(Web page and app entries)
___

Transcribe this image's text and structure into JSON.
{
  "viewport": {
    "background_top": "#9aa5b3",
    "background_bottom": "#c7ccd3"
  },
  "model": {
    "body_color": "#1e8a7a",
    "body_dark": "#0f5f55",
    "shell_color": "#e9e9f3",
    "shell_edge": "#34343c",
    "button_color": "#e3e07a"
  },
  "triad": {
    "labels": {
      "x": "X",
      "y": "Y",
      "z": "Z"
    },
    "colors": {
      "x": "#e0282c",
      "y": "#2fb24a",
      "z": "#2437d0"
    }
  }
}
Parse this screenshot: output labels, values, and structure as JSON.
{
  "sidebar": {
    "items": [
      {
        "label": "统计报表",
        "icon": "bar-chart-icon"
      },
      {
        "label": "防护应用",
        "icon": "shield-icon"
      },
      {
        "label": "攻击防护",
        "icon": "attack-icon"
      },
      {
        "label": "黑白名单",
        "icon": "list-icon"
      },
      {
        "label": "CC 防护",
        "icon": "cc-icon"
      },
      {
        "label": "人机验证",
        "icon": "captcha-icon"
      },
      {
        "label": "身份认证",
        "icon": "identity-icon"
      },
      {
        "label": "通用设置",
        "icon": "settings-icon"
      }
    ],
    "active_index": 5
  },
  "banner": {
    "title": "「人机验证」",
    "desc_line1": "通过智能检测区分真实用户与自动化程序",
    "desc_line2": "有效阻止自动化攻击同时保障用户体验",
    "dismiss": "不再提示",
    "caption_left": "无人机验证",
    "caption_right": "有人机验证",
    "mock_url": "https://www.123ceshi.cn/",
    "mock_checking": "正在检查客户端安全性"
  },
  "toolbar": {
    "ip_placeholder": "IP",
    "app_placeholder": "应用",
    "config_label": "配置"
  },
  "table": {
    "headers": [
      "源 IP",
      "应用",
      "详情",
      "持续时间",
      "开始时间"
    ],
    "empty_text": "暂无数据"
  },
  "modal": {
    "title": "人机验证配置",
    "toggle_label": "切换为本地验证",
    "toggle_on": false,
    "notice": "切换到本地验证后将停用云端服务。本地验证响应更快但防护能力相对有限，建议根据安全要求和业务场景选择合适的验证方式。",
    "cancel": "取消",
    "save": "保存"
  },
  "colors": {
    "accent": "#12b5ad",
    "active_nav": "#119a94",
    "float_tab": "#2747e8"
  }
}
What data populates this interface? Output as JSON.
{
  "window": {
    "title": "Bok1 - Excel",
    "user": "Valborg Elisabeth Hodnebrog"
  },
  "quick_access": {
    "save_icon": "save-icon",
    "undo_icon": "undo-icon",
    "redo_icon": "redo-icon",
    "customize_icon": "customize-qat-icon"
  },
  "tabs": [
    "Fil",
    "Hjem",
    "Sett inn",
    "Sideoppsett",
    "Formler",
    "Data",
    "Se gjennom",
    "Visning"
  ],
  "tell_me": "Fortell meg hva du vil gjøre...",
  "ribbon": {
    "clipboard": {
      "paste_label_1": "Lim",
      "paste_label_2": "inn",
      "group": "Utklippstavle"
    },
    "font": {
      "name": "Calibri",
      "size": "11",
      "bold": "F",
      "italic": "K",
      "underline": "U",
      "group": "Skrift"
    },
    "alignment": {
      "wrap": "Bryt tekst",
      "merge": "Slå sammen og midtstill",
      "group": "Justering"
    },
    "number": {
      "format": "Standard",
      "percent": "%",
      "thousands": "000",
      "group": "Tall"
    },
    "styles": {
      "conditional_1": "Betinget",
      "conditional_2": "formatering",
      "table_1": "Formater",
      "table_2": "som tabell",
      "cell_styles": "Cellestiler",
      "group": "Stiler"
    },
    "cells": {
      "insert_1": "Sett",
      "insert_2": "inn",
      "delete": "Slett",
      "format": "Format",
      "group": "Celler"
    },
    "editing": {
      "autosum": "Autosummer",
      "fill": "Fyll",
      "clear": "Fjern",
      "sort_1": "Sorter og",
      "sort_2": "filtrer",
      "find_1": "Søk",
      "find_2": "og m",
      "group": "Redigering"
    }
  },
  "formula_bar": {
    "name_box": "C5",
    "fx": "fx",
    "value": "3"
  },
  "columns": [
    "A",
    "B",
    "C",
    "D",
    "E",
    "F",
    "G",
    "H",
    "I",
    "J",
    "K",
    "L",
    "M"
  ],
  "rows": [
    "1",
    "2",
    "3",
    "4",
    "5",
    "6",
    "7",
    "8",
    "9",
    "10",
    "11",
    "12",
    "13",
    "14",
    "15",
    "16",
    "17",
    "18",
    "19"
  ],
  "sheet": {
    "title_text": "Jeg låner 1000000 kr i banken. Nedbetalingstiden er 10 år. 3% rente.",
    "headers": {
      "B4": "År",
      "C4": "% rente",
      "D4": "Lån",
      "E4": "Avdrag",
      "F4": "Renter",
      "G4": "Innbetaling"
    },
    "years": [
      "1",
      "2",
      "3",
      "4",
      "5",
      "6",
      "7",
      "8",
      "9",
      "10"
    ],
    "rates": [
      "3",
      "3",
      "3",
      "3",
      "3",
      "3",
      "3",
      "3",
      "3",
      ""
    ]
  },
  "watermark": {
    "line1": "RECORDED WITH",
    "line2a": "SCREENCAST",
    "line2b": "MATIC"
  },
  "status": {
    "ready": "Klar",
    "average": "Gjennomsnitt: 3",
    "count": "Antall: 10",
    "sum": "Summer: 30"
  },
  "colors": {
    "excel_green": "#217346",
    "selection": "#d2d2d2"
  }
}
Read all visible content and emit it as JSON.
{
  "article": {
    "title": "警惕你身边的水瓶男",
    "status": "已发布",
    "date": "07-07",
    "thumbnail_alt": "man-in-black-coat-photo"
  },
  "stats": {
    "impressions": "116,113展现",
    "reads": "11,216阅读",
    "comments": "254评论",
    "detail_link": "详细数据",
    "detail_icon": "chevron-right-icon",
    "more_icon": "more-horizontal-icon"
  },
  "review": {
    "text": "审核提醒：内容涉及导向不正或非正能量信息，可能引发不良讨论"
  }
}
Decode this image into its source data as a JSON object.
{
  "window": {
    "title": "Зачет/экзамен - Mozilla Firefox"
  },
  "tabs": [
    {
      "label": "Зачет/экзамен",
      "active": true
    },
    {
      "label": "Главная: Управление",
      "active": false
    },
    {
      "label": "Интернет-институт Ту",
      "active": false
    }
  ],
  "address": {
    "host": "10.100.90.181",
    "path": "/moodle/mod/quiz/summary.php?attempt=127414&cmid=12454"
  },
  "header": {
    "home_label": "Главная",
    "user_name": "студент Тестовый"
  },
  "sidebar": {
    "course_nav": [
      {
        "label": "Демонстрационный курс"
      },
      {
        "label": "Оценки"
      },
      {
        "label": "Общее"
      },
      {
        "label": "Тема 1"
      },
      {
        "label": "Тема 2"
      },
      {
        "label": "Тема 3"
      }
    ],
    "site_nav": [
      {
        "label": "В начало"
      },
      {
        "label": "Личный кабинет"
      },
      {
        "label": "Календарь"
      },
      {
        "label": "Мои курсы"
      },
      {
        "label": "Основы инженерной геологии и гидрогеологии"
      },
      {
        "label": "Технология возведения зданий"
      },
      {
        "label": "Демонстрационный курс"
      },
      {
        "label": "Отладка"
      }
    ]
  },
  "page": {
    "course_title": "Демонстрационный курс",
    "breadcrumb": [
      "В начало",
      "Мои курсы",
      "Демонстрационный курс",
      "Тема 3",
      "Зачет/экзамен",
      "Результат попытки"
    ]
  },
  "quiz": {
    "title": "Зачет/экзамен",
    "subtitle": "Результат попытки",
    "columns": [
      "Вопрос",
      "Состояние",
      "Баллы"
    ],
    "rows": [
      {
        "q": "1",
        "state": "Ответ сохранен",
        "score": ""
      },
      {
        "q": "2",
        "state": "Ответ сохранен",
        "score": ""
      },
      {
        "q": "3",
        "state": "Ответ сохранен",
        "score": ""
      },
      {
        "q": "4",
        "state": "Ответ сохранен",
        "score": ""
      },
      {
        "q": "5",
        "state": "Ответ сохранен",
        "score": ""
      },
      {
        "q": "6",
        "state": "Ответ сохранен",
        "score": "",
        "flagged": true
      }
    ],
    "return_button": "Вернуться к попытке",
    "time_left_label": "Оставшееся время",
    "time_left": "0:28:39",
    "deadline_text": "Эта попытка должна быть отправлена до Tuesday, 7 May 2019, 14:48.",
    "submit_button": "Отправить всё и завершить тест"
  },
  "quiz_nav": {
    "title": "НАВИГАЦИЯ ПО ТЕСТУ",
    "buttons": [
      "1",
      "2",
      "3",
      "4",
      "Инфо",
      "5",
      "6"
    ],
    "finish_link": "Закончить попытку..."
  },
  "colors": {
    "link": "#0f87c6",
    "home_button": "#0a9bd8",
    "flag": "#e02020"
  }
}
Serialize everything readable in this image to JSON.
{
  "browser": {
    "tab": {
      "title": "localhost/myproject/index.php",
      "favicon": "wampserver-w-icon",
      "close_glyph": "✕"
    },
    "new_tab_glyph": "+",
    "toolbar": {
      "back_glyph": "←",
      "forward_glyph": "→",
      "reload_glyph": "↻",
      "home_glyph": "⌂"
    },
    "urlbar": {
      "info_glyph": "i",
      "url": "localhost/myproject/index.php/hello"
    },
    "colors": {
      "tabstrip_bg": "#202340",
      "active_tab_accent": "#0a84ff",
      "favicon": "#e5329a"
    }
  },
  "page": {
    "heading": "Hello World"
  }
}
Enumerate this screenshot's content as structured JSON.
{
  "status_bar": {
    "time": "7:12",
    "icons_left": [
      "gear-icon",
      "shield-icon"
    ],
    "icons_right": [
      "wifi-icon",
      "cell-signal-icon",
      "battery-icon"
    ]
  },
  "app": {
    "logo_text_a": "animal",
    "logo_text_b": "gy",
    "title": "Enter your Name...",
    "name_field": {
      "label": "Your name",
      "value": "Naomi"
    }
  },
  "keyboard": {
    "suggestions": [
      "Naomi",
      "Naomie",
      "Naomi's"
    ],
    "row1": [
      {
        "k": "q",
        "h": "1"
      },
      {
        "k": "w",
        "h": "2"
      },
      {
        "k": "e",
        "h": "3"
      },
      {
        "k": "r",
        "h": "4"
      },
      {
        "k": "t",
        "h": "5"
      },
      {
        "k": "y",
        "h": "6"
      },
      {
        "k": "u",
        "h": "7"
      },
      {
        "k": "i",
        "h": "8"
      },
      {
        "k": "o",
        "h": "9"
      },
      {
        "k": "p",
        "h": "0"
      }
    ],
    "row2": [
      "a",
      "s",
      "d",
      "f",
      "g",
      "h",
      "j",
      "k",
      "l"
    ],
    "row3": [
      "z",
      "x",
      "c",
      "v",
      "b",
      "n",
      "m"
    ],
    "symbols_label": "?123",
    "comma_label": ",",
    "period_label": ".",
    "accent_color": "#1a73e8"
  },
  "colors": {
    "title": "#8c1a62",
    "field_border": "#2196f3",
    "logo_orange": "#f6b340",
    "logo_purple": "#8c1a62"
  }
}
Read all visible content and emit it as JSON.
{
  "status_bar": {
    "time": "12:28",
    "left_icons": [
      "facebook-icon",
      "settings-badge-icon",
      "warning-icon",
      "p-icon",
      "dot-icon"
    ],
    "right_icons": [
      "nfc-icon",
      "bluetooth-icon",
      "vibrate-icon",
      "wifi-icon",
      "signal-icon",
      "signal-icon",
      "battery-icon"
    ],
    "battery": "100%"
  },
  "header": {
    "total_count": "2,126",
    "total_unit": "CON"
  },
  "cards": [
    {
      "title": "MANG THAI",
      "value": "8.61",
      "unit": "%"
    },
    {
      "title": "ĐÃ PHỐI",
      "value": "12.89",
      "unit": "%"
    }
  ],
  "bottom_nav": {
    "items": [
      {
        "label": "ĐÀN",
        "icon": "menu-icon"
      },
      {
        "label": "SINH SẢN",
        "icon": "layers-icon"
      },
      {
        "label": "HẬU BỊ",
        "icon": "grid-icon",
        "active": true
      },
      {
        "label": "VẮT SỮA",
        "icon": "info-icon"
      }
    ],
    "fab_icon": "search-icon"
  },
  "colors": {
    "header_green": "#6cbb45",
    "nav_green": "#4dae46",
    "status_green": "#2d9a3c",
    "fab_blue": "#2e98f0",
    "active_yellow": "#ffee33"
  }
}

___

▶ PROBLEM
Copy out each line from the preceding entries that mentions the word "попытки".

▶ SOLUTION TO THE EXERCISE
      "Результат попытки"
    "subtitle": "Результат попытки",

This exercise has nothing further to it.